The KPMG report into the hospital’s training programs detailed sexual harassment and propositioning in the workplace, items being thrown at staff, belittling of complainants, public humiliation, and abusive phone calls, text messages and emails.

More than three quarters of respondents observed bullying, discrimination and harassment, with complaints unlikely to be resolved in a timely or effective way.

Dr Hallam, a pathologist at the Canberra Hospital, said the relationship between junior and senior doctors was complicated and was different to a usual student-pupil partnership.

“You have the patient and the focus is always on patient outcomes, and it can be very stressful at times,” she said.  “There is no way we condone any issues of bullying or some of the other things that have been highlighted.”

“Just like anywhere there are accepted norms of behaviour, and the relationships in health are often more complicated because there is a disparity of power between groups.”

ACT Australian Medical Association president Dr Elizabeth Gallagher has questioned whether the government’s response to the bullying report would be successful given a perceived lack of engagement with junior staff.

KPMG invited 401 hospital staff, including executive directors and clinical directors, to focus groups in July.

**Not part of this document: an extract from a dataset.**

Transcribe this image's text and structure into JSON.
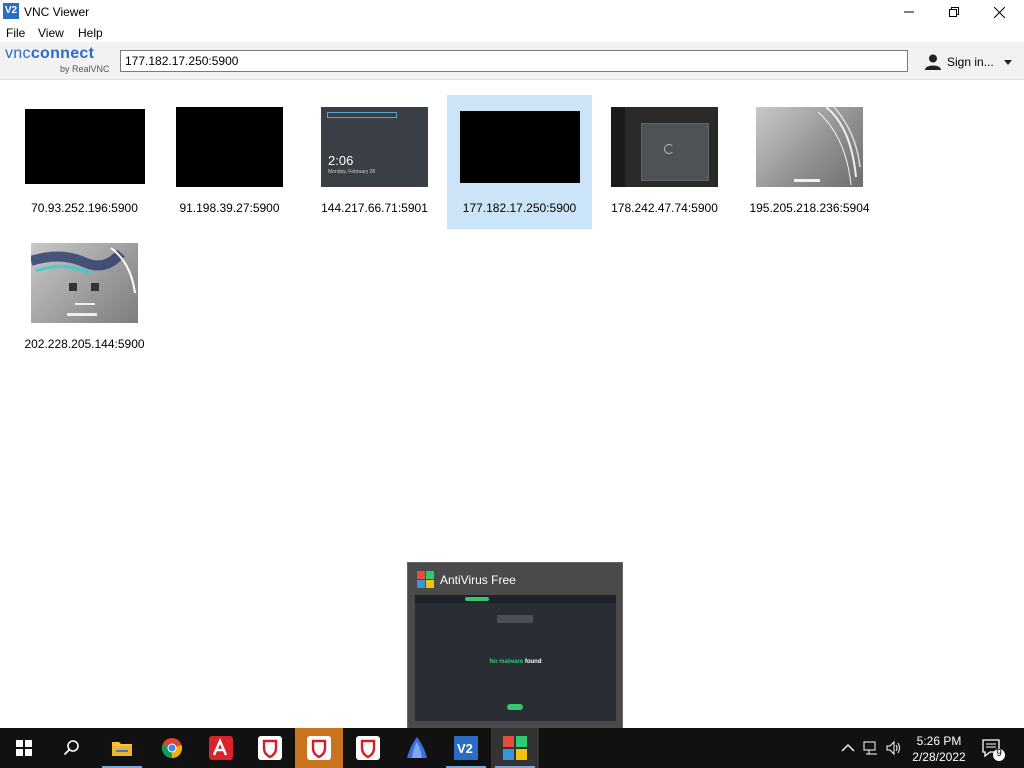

Only 62 participated. Of the 50 directors invited, 22 turned up.

Dr Gallagher also criticised the government response for not referencing future co-operation with registration authorities, the AMA or the Australian Salaried Medical Officers Federation.

ACT Health Minister Simon Corbell is to meet with the AMA in November, and has described the KPMG report as the start of a process, not the end.

“We understand bullying and harassment extends beyond Canberra Hospital and should involve Calvary Hospital and should include medical colleges,” Dr Hallam said.

“Whatever it is, any robust, transparent and equitable system should be developed across ACT Health care and should be adopted in the private as well as the public sector.”

“We want great health care and you need to have happy staff to achieve that.”

The report found staff feared that if they complained about misconduct they would “rock the boat” and trigger retribution and a poor performance rating in competitive training environments.

Some trainees were not willing to “take the gamble” by complaining in case their contract was not renewed. Future employment was also a concern.